John Brooks and Wolfsburg's defense are keeping the club in the top four. Stuart Franklin/EPA.

It’s often easy to deride those Bundesliga clubs that sit below Bayern Munich. These are the teams the neutral fans fiercely implore to challenge the Bavarians at the top of the German game. Anything to raise the stakes. Yet, whenever it appears Bayern Munich might be within reach, the chasing packs almost always trips in unison.

One Bundesliga team that hasn’t tripped recently, however, is Wolfsburg. They, along with Eintracht Frankfurt, are the German top flight’s form team at this moment in time. A run of four straight league wins have taken Oliver Glasner’s side up to third in the table, only three points off RB Leipzig in second place.

This puts Wolfsburg above the likes of Borussia Dortmund, Bayer Leverkusen and Borussia Monchengladbach, all of whom have more naturally talented squads and greater resources. So what are the team nicknamed ‘Die Wolfe’ doing so well? What are they getting right? Where is the secret to Wolfsburg’s success?

Glasner’s team is one without any obvious big names. Indeed, his group of players consist largely of familiar Bundesliga names who haven’t always competed at the top end of the division. In many ways, Wolfsburg are an unremarkable side, but that’s what makes their recent run of good form all the more remarkable.

Wolfsburg haven’t always been the most popular of Bundesliga clubs. While RB Leipzig have recently taken the heat from the anti-capitalists who view German soccer as being the property of the fans and the fans only, Wolfsburg are the original corporate front in the country’s top flight. They are, after all, owned by Volkswagen and play in the shadow of the biggest car factory in Europe.

There is, however, plenty to like about this particular Wolfsburg team — starting with their unassuming Austrian head coach, Glasner. The 46-year-old was never destined to become an elite level soccer coach. In fact, he studied economics before taking a desk job with Red Bull Salzburg, where working alongside Ralf Rangnick changed the course of his professional life.

Rangnick’s influence is clear to see in Glasner even if the latter favours a more conservative style. Work on the training ground permeates the performances on the pitch, as demonstrated by the improvement in Wolfsburg’s decision-making in the final third this season. They are a more ruthless team now than they were six months ago.

Having scored 14 goals in 20 Bundesliga appearances this season, Dutch forward Weg Weghourst has been the spearhead of this recent Wolfsburg resurgence. Overlooked by scouts as a teenager, Weghourst’s story is reflective of his team’s as a whole. Not as naturally talented as many other Bundesliga centre forwards, the 28-year-old has worked hard to get to where he is now.

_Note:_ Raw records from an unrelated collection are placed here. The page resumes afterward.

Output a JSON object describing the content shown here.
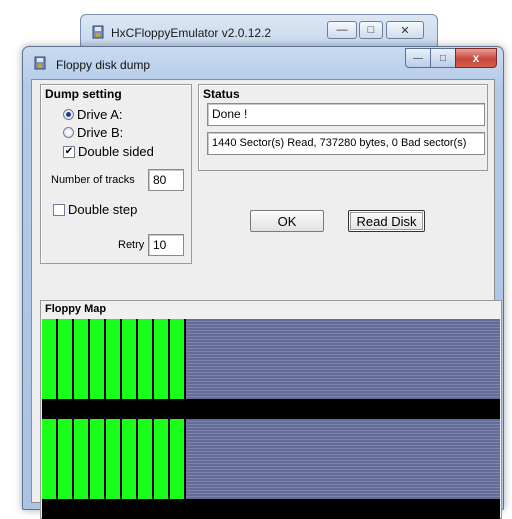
{
  "parent_window": {
    "title": "HxCFloppyEmulator v2.0.12.2",
    "buttons": [
      "—",
      "□",
      "✕"
    ]
  },
  "dialog": {
    "title": "Floppy disk dump",
    "controls": {
      "minimize": "—",
      "maximize": "□",
      "close": "x"
    }
  },
  "dump_setting": {
    "title": "Dump setting",
    "drive_a": "Drive A:",
    "drive_b": "Drive B:",
    "selected_drive": "Drive A:",
    "double_sided": "Double sided",
    "double_sided_checked": true,
    "tracks_label": "Number of tracks",
    "tracks_value": "80",
    "double_step": "Double step",
    "double_step_checked": false,
    "retry_label": "Retry",
    "retry_value": "10"
  },
  "status": {
    "title": "Status",
    "line1": "Done !",
    "line2": "1440 Sector(s) Read, 737280 bytes, 0 Bad sector(s)"
  },
  "buttons": {
    "ok": "OK",
    "read_disk": "Read Disk"
  },
  "floppy_map": {
    "title": "Floppy Map",
    "green_cells_per_side": 9,
    "colors": {
      "read_ok": "#19ff19",
      "unread": "#6b739c",
      "separator": "#000000"
    }
  }
}
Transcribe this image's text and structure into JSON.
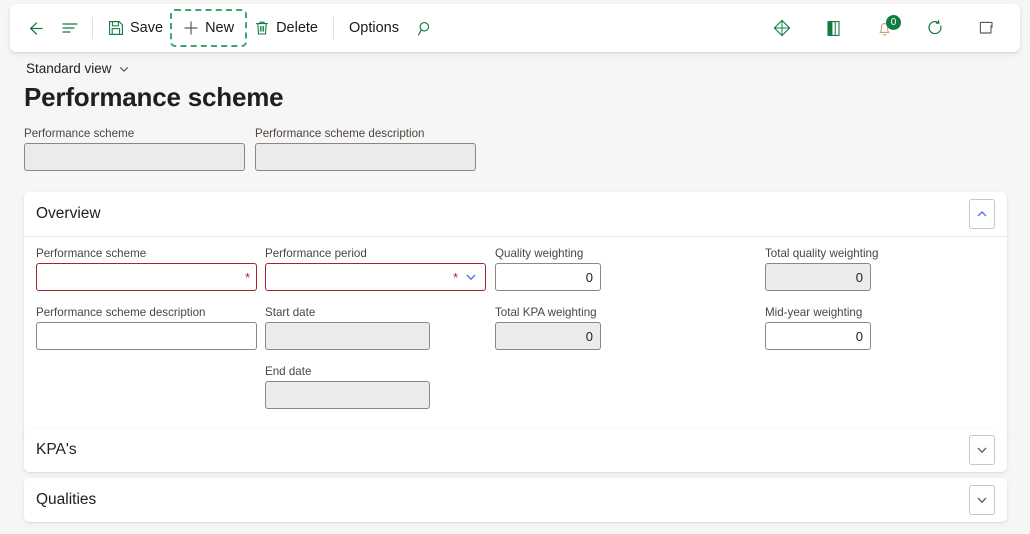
{
  "colors": {
    "accent_green": "#107c41",
    "required_red": "#a4262c",
    "focus_green": "#3aa76d",
    "page_bg": "#f7f6f5",
    "card_bg": "#ffffff",
    "readonly_bg": "#edebe9"
  },
  "toolbar": {
    "back_icon": "back-arrow-icon",
    "menu_icon": "show-list-icon",
    "save_label": "Save",
    "save_icon": "save-floppy-icon",
    "new_label": "New",
    "new_icon": "plus-icon",
    "delete_label": "Delete",
    "delete_icon": "trash-icon",
    "options_label": "Options",
    "search_icon": "search-icon",
    "right_icons": [
      {
        "name": "dynamics-diamond-icon"
      },
      {
        "name": "help-book-icon"
      },
      {
        "name": "notifications-bell-icon",
        "badge": "0"
      },
      {
        "name": "refresh-icon"
      },
      {
        "name": "open-in-new-window-icon"
      }
    ]
  },
  "header": {
    "view_selector": "Standard view",
    "view_chevron_icon": "chevron-down-icon",
    "title": "Performance scheme",
    "fields": [
      {
        "label": "Performance scheme",
        "value": "",
        "readonly": true
      },
      {
        "label": "Performance scheme description",
        "value": "",
        "readonly": true
      }
    ]
  },
  "sections": [
    {
      "title": "Overview",
      "expanded": true,
      "toggle_icon": "chevron-up-icon",
      "fields": [
        {
          "label": "Performance scheme",
          "value": "",
          "required": true,
          "readonly": false,
          "dropdown": false,
          "align": "left"
        },
        {
          "label": "Performance period",
          "value": "",
          "required": true,
          "readonly": false,
          "dropdown": true,
          "align": "left"
        },
        {
          "label": "Quality weighting",
          "value": "0",
          "required": false,
          "readonly": false,
          "dropdown": false,
          "align": "right"
        },
        {
          "label": "Total quality weighting",
          "value": "0",
          "required": false,
          "readonly": true,
          "dropdown": false,
          "align": "right"
        },
        {
          "label": "Performance scheme description",
          "value": "",
          "required": false,
          "readonly": false,
          "dropdown": false,
          "align": "left"
        },
        {
          "label": "Start date",
          "value": "",
          "required": false,
          "readonly": true,
          "dropdown": false,
          "align": "left"
        },
        {
          "label": "Total KPA weighting",
          "value": "0",
          "required": false,
          "readonly": true,
          "dropdown": false,
          "align": "right"
        },
        {
          "label": "Mid-year weighting",
          "value": "0",
          "required": false,
          "readonly": false,
          "dropdown": false,
          "align": "right"
        },
        {
          "label": "End date",
          "value": "",
          "required": false,
          "readonly": true,
          "dropdown": false,
          "align": "left"
        }
      ]
    },
    {
      "title": "KPA's",
      "expanded": false,
      "toggle_icon": "chevron-down-icon"
    },
    {
      "title": "Qualities",
      "expanded": false,
      "toggle_icon": "chevron-down-icon"
    }
  ],
  "required_marker": "*"
}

Weghourst is well on track to better his tally of 16 goals for the 2019/20 season, when only Robert Lewandowski and Erling Haaland scored more Bundesliga goals in 2020 than the Dutchman. There are plenty forwards quicker, stronger and more naturally gifted than Weghourst, but few can match his desire to always improve.

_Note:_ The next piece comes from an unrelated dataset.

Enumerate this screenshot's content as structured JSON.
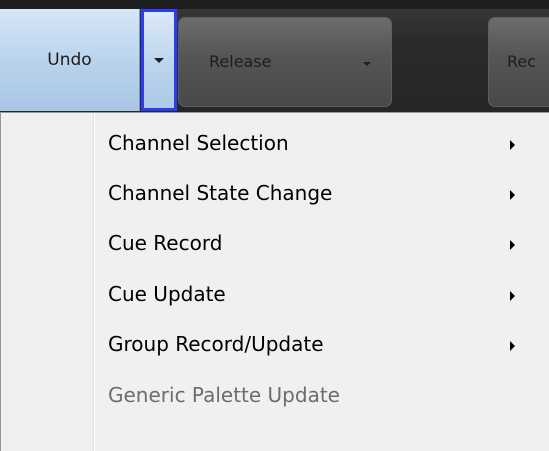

American centre back John Brooks is another who has taken the long road to the top, with the 28-year-old now finally fulfilling the potential he displayed earlier in his career. Along with goalkeeper Koen Casteels, Paulo Otavio, Maxence Lacroix and Kevin Mbabu, Brooks has helped make Wolfsburg one of the Bundesliga’s most defensively resolute sides, with their 0.9 goals allowed per 90 minutes good for second-best in the league.

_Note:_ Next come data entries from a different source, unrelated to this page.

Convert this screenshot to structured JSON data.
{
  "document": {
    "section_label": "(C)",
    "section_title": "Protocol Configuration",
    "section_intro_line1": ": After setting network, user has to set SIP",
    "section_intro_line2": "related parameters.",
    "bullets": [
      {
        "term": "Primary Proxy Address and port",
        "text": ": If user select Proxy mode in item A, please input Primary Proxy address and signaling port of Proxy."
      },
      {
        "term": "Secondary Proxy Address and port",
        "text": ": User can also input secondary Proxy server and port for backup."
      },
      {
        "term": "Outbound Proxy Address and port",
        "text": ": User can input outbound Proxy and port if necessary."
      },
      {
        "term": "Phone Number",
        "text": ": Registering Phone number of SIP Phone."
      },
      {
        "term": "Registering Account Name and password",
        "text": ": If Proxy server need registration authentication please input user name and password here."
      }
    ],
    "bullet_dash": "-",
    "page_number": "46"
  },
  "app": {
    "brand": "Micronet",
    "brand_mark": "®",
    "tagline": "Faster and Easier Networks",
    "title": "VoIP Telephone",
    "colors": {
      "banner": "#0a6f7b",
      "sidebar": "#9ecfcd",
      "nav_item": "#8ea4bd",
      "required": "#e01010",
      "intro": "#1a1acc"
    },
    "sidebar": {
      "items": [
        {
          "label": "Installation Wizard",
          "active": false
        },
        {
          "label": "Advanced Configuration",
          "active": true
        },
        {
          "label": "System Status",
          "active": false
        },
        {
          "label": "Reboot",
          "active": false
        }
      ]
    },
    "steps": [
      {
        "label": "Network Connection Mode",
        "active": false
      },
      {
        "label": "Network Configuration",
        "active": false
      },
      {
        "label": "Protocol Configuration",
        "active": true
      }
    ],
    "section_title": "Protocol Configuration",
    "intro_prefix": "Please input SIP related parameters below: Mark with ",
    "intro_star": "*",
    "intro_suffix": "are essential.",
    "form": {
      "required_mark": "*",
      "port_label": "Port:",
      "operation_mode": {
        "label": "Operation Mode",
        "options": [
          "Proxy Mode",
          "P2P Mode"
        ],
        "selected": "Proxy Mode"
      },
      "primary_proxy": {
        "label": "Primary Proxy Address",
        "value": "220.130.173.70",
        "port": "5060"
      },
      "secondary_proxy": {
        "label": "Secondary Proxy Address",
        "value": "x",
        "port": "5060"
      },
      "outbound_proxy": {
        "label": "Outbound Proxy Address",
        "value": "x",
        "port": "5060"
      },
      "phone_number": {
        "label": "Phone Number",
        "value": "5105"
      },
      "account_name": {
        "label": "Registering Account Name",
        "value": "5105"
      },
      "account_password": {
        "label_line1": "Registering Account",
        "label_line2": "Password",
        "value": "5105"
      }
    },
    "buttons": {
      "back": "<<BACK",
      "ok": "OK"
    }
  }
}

However, the brilliance of the team Glasner has forged is perhaps best epitomised by the midfield, where there is a natural balance. Maximilian Arnold, Ridle Baku, Yannick Gerhardt, Xaver Schlager and Renato Steffen are all flawed players as individuals, but as a unit they are one of the most effective in he German game right now.

Even considering their recent winning streak, it seems highly unlikely that Wolfsburg will get within touching distance of Bayern Munich and the Bundesliga title. The best they can realistically hope for is to finish ‘best of the rest,’ but this season’s DFB Pokal offers them real hope of a tangible return for the astonishing progress made.

Bayern Munich’s shock early rounds exit in the competition has blown open the field. Wolfsburg will face RB Leipzig in the quarter finals on March 3. Win that tilt and Wolfsburg will be the favourites for many to clinch their first major honour since 2015, when Kevin de Bruyne was till at the club.

Glasner isn’t likely to get ahead of himself, such is his inherent low-key demeanour. “When you look at a flight of stairs and worry too much about stumbling, you’re guaranteed to stumble,” the Austrian coach said after a recent win. Right now, though, Wolfsburg’s stride doesn’t look like being broken. The stairs Glasner speaks of are taking them higher than anyone thought possible.